3Colour and Texture.
One of the bonuses of using aluminium windows is the absolutely huge range of colour choice. Some manufacturers and suppliers have over 200 RAL powder coat combinations in their catalogue. If you combine that number with textured timber grain effect finishes, and the fact that you can have one colour inside and another colour outside, the result is an almost limitless choice for coloured aluminium windows.
The most popular type of finish is to powder coat the frames with a paint. This is done by applying the colour in powder form (hence the name powder coat). The coat is electrically charged to stick to the aluminium and then heat treated & cured to chemically bond it to the surface, giving a super hard wearing, non-fading result. http://www.powdercoating.org/page/WhatIsPC
4Security & safety
Having great looking windows is one thing, but if they are not secure then they are a waste of money. Modern double glazed aluminium windows have a number of security features.

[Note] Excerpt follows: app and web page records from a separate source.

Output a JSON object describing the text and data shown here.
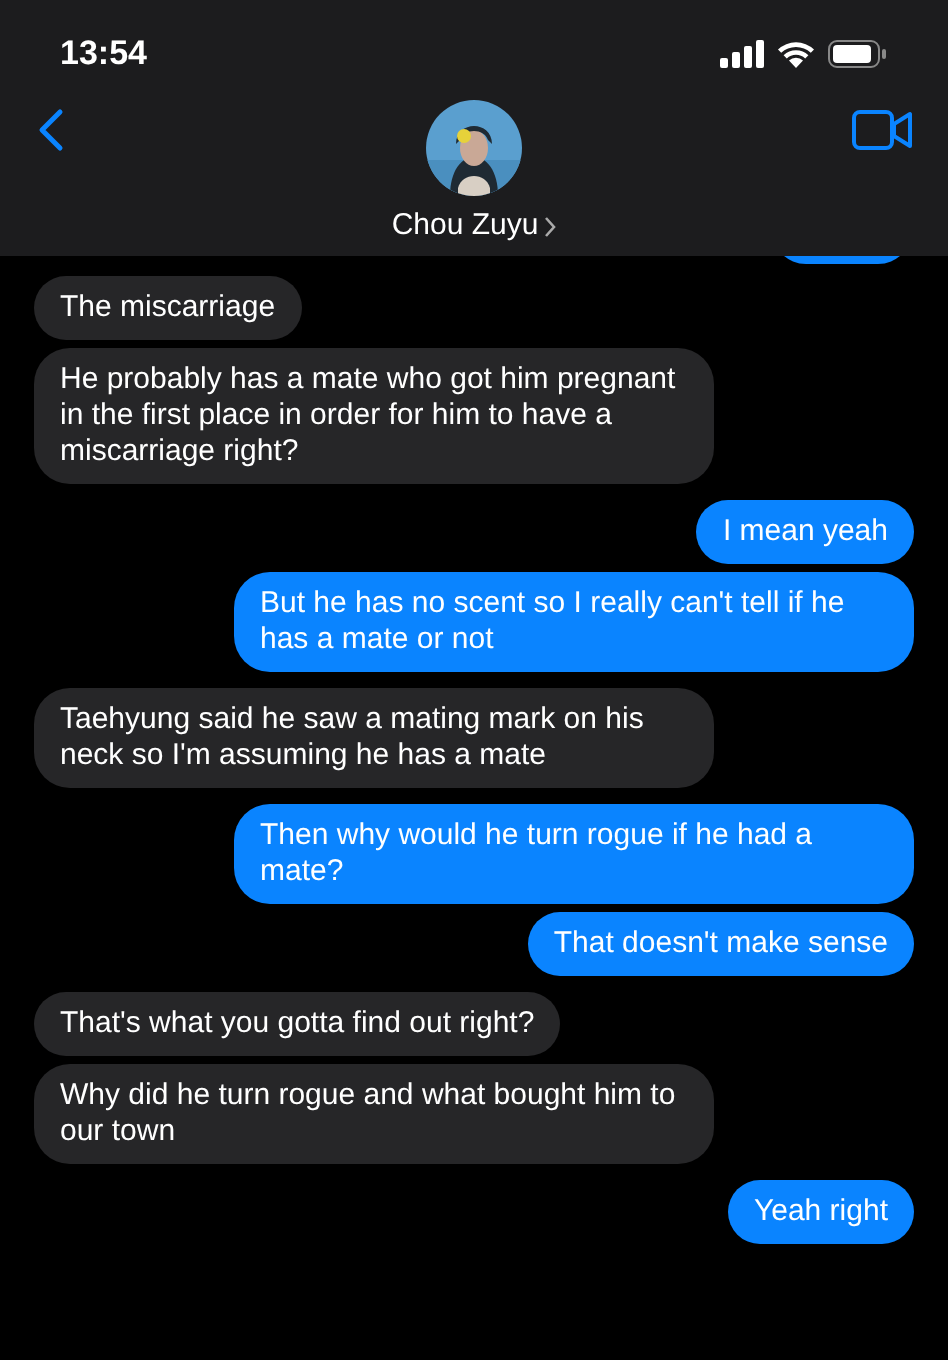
{
  "status_bar": {
    "time": "13:54"
  },
  "contact": {
    "name": "Chou Zuyu"
  },
  "messages": [
    {
      "kind": "incoming",
      "text": "The miscarriage"
    },
    {
      "kind": "incoming",
      "text": "He probably has a mate who got him pregnant in the first place in order for him to have a miscarriage right?"
    },
    {
      "kind": "outgoing",
      "text": "I mean yeah"
    },
    {
      "kind": "outgoing",
      "text": "But he has no scent so I really can't tell if he has a mate or not"
    },
    {
      "kind": "incoming",
      "text": "Taehyung said he saw a mating mark on his neck so I'm assuming he has a mate"
    },
    {
      "kind": "outgoing",
      "text": "Then why would he turn rogue if he had a mate?"
    },
    {
      "kind": "outgoing",
      "text": "That doesn't make sense"
    },
    {
      "kind": "incoming",
      "text": "That's what you gotta find out right?"
    },
    {
      "kind": "incoming",
      "text": "Why did he turn rogue and what bought him to our town"
    },
    {
      "kind": "outgoing",
      "text": "Yeah right"
    }
  ]
}
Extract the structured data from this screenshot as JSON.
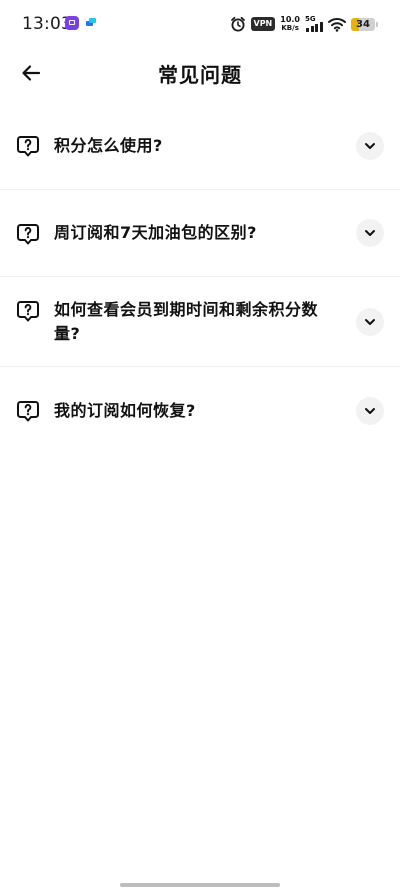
{
  "status_bar": {
    "time": "13:03",
    "vpn_label": "VPN",
    "net_speed_value": "10.0",
    "net_speed_unit": "KB/s",
    "signal_label": "5G",
    "battery_level": "34",
    "battery_fraction": 0.34,
    "battery_color": "#e3b21b",
    "notification_icons": [
      "purple-app-icon",
      "blue-app-icon"
    ]
  },
  "header": {
    "back_icon": "arrow-left-icon",
    "title": "常见问题"
  },
  "faq": {
    "icon": "question-bubble-icon",
    "expand_icon": "chevron-down-icon",
    "items": [
      {
        "question": "积分怎么使用?"
      },
      {
        "question": "周订阅和7天加油包的区别?"
      },
      {
        "question": "如何查看会员到期时间和剩余积分数量?"
      },
      {
        "question": "我的订阅如何恢复?"
      }
    ]
  },
  "colors": {
    "text": "#111111",
    "chevron_bg": "#f2f2f2",
    "divider": "#f1f1f1"
  }
}
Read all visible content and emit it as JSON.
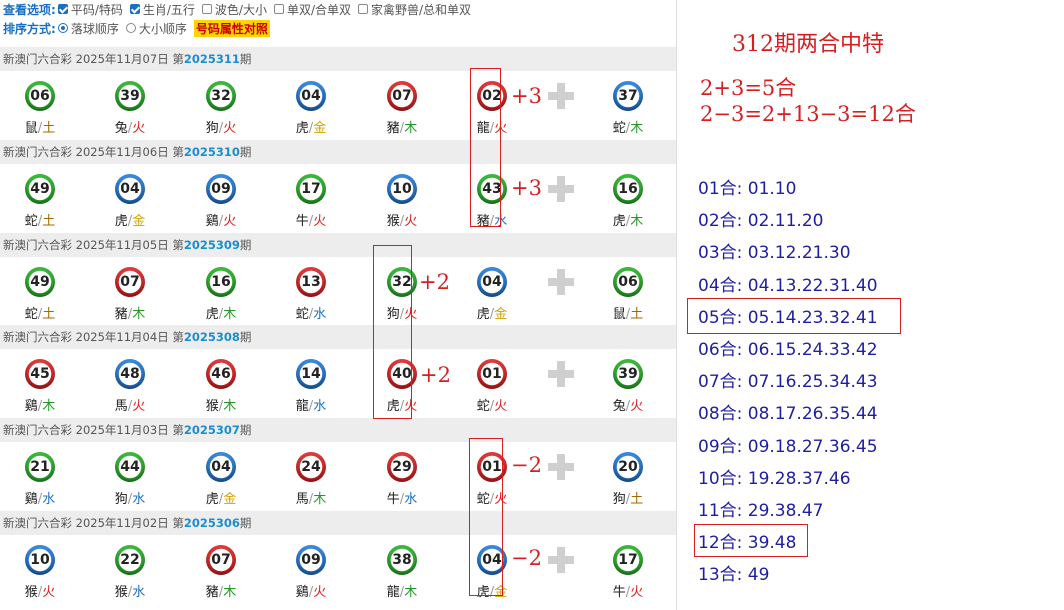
{
  "options": {
    "view_label": "查看选项:",
    "view_items": [
      {
        "label": "平码/特码",
        "checked": true
      },
      {
        "label": "生肖/五行",
        "checked": true
      },
      {
        "label": "波色/大小",
        "checked": false
      },
      {
        "label": "单双/合单双",
        "checked": false
      },
      {
        "label": "家禽野兽/总和单双",
        "checked": false
      }
    ],
    "sort_label": "排序方式:",
    "sort_items": [
      {
        "label": "落球顺序",
        "selected": true
      },
      {
        "label": "大小顺序",
        "selected": false
      }
    ],
    "highlight_button": "号码属性对照"
  },
  "draws": [
    {
      "prefix": "新澳门六合彩 2025年11月07日 第",
      "issue": "2025311",
      "suffix": "期",
      "balls": [
        {
          "num": "06",
          "color": "green",
          "zodiac": "鼠",
          "element": "土",
          "el": "earth"
        },
        {
          "num": "39",
          "color": "green",
          "zodiac": "兔",
          "element": "火",
          "el": "fire"
        },
        {
          "num": "32",
          "color": "green",
          "zodiac": "狗",
          "element": "火",
          "el": "fire"
        },
        {
          "num": "04",
          "color": "blue",
          "zodiac": "虎",
          "element": "金",
          "el": "gold"
        },
        {
          "num": "07",
          "color": "red",
          "zodiac": "豬",
          "element": "木",
          "el": "wood"
        },
        {
          "num": "02",
          "color": "red",
          "zodiac": "龍",
          "element": "火",
          "el": "fire"
        },
        {
          "num": "37",
          "color": "blue",
          "zodiac": "蛇",
          "element": "木",
          "el": "wood"
        }
      ],
      "annotation": "+3"
    },
    {
      "prefix": "新澳门六合彩 2025年11月06日 第",
      "issue": "2025310",
      "suffix": "期",
      "balls": [
        {
          "num": "49",
          "color": "green",
          "zodiac": "蛇",
          "element": "土",
          "el": "earth"
        },
        {
          "num": "04",
          "color": "blue",
          "zodiac": "虎",
          "element": "金",
          "el": "gold"
        },
        {
          "num": "09",
          "color": "blue",
          "zodiac": "鷄",
          "element": "火",
          "el": "fire"
        },
        {
          "num": "17",
          "color": "green",
          "zodiac": "牛",
          "element": "火",
          "el": "fire"
        },
        {
          "num": "10",
          "color": "blue",
          "zodiac": "猴",
          "element": "火",
          "el": "fire"
        },
        {
          "num": "43",
          "color": "green",
          "zodiac": "豬",
          "element": "水",
          "el": "water"
        },
        {
          "num": "16",
          "color": "green",
          "zodiac": "虎",
          "element": "木",
          "el": "wood"
        }
      ],
      "annotation": "+3"
    },
    {
      "prefix": "新澳门六合彩 2025年11月05日 第",
      "issue": "2025309",
      "suffix": "期",
      "balls": [
        {
          "num": "49",
          "color": "green",
          "zodiac": "蛇",
          "element": "土",
          "el": "earth"
        },
        {
          "num": "07",
          "color": "red",
          "zodiac": "豬",
          "element": "木",
          "el": "wood"
        },
        {
          "num": "16",
          "color": "green",
          "zodiac": "虎",
          "element": "木",
          "el": "wood"
        },
        {
          "num": "13",
          "color": "red",
          "zodiac": "蛇",
          "element": "水",
          "el": "water"
        },
        {
          "num": "32",
          "color": "green",
          "zodiac": "狗",
          "element": "火",
          "el": "fire"
        },
        {
          "num": "04",
          "color": "blue",
          "zodiac": "虎",
          "element": "金",
          "el": "gold"
        },
        {
          "num": "06",
          "color": "green",
          "zodiac": "鼠",
          "element": "土",
          "el": "earth"
        }
      ],
      "annotation": "+2"
    },
    {
      "prefix": "新澳门六合彩 2025年11月04日 第",
      "issue": "2025308",
      "suffix": "期",
      "balls": [
        {
          "num": "45",
          "color": "red",
          "zodiac": "鷄",
          "element": "木",
          "el": "wood"
        },
        {
          "num": "48",
          "color": "blue",
          "zodiac": "馬",
          "element": "火",
          "el": "fire"
        },
        {
          "num": "46",
          "color": "red",
          "zodiac": "猴",
          "element": "木",
          "el": "wood"
        },
        {
          "num": "14",
          "color": "blue",
          "zodiac": "龍",
          "element": "水",
          "el": "water"
        },
        {
          "num": "40",
          "color": "red",
          "zodiac": "虎",
          "element": "火",
          "el": "fire"
        },
        {
          "num": "01",
          "color": "red",
          "zodiac": "蛇",
          "element": "火",
          "el": "fire"
        },
        {
          "num": "39",
          "color": "green",
          "zodiac": "兔",
          "element": "火",
          "el": "fire"
        }
      ],
      "annotation": "+2"
    },
    {
      "prefix": "新澳门六合彩 2025年11月03日 第",
      "issue": "2025307",
      "suffix": "期",
      "balls": [
        {
          "num": "21",
          "color": "green",
          "zodiac": "鷄",
          "element": "水",
          "el": "water"
        },
        {
          "num": "44",
          "color": "green",
          "zodiac": "狗",
          "element": "水",
          "el": "water"
        },
        {
          "num": "04",
          "color": "blue",
          "zodiac": "虎",
          "element": "金",
          "el": "gold"
        },
        {
          "num": "24",
          "color": "red",
          "zodiac": "馬",
          "element": "木",
          "el": "wood"
        },
        {
          "num": "29",
          "color": "red",
          "zodiac": "牛",
          "element": "水",
          "el": "water"
        },
        {
          "num": "01",
          "color": "red",
          "zodiac": "蛇",
          "element": "火",
          "el": "fire"
        },
        {
          "num": "20",
          "color": "blue",
          "zodiac": "狗",
          "element": "土",
          "el": "earth"
        }
      ],
      "annotation": "−2"
    },
    {
      "prefix": "新澳门六合彩 2025年11月02日 第",
      "issue": "2025306",
      "suffix": "期",
      "balls": [
        {
          "num": "10",
          "color": "blue",
          "zodiac": "猴",
          "element": "火",
          "el": "fire"
        },
        {
          "num": "22",
          "color": "green",
          "zodiac": "猴",
          "element": "水",
          "el": "water"
        },
        {
          "num": "07",
          "color": "red",
          "zodiac": "豬",
          "element": "木",
          "el": "wood"
        },
        {
          "num": "09",
          "color": "blue",
          "zodiac": "鷄",
          "element": "火",
          "el": "fire"
        },
        {
          "num": "38",
          "color": "green",
          "zodiac": "龍",
          "element": "木",
          "el": "wood"
        },
        {
          "num": "04",
          "color": "blue",
          "zodiac": "虎",
          "element": "金",
          "el": "gold"
        },
        {
          "num": "17",
          "color": "green",
          "zodiac": "牛",
          "element": "火",
          "el": "fire"
        }
      ],
      "annotation": "−2"
    }
  ],
  "right": {
    "title": "312期两合中特",
    "formula1": "2+3=5合",
    "formula2": "2−3=2+13−3=12合",
    "he_list": [
      {
        "label": "01合:",
        "nums": "01.10"
      },
      {
        "label": "02合:",
        "nums": "02.11.20"
      },
      {
        "label": "03合:",
        "nums": "03.12.21.30"
      },
      {
        "label": "04合:",
        "nums": "04.13.22.31.40"
      },
      {
        "label": "05合:",
        "nums": "05.14.23.32.41"
      },
      {
        "label": "06合:",
        "nums": "06.15.24.33.42"
      },
      {
        "label": "07合:",
        "nums": "07.16.25.34.43"
      },
      {
        "label": "08合:",
        "nums": "08.17.26.35.44"
      },
      {
        "label": "09合:",
        "nums": "09.18.27.36.45"
      },
      {
        "label": "10合:",
        "nums": "19.28.37.46"
      },
      {
        "label": "11合:",
        "nums": "29.38.47"
      },
      {
        "label": "12合:",
        "nums": "39.48"
      },
      {
        "label": "13合:",
        "nums": "49"
      }
    ]
  }
}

Firstly, the use of 2 panes of glass, cushioned by a layer of gas or air, makes them far more difficult to break than a single pane of glass. Even if just one of those panes is toughened, it makes it yet more difficult to break. If a determined and forceful attack is to succeed, it will require making a lot of noise, yet another deterrent to burglars.
The glazing is fitted from the inside as standard, thereby preventing removal from the outside. Being made of metal, the window beads themselves are naturally tougher than timber or uPVC.
The aluminium frames themselves are also much more resistant to attack than both timber or uPVC.
Window handles are fitted with locks, and engage at multiple points around the frame. This multi-point locking ensures that once closed and locked, the windows stay closed and locked.
5Aluminium Windows Prices.
How much do aluminium windows cost?
Aluminium windows are not what you would buy if you want cheap double glazing.
Because the manufacturing process is more complex, prices for double glazed aluminium windows are usually higher than those of UPVC and softwoods. However, they do compare favorably with prices for hardwood windows.
For example, an aluminium tilt & turn window 1200 x 900mm costs around £500 supply only, and from £650 fitted. An aluminium casement window 750 x 900mm costs around £220 supply only, and from £350 fitted.
How much does it cost to fit aluminium windows to the whole house?
Many folks change their front and back doors at the same time as they change their replacement windows. So, to give you a rough guide, a good quality aluminium exterior front or back door can cost around £1,100 to £1,500 fully fitted.
In our humble opinion, double glazed aluminium windows represent the top of the range when it comes to looks, lifespan, ease of care, energy saving and keeping your family safe. (not convinced see Aluminium Vs UPVC)
Admittedly, they are not the cheapest double glazed windows in the market, but you do get an awful lot of features and benefits for your money.
Using a guide to prices like this one is only going to give you a very rough idea of the likely costs involved in buying replacement aluminium windows for your home.
The only way to find out the actual cost of your project, is to have it measured up by a professional and then have a written quotation covering all aspects of the job, from supply to installation – and covering all the guarantees or warranties.
If you want to find out more, we can arrange for accredited independent installers to quote for you for free – just send us a few simple details about your project using our quote request form and we will be in touch right away.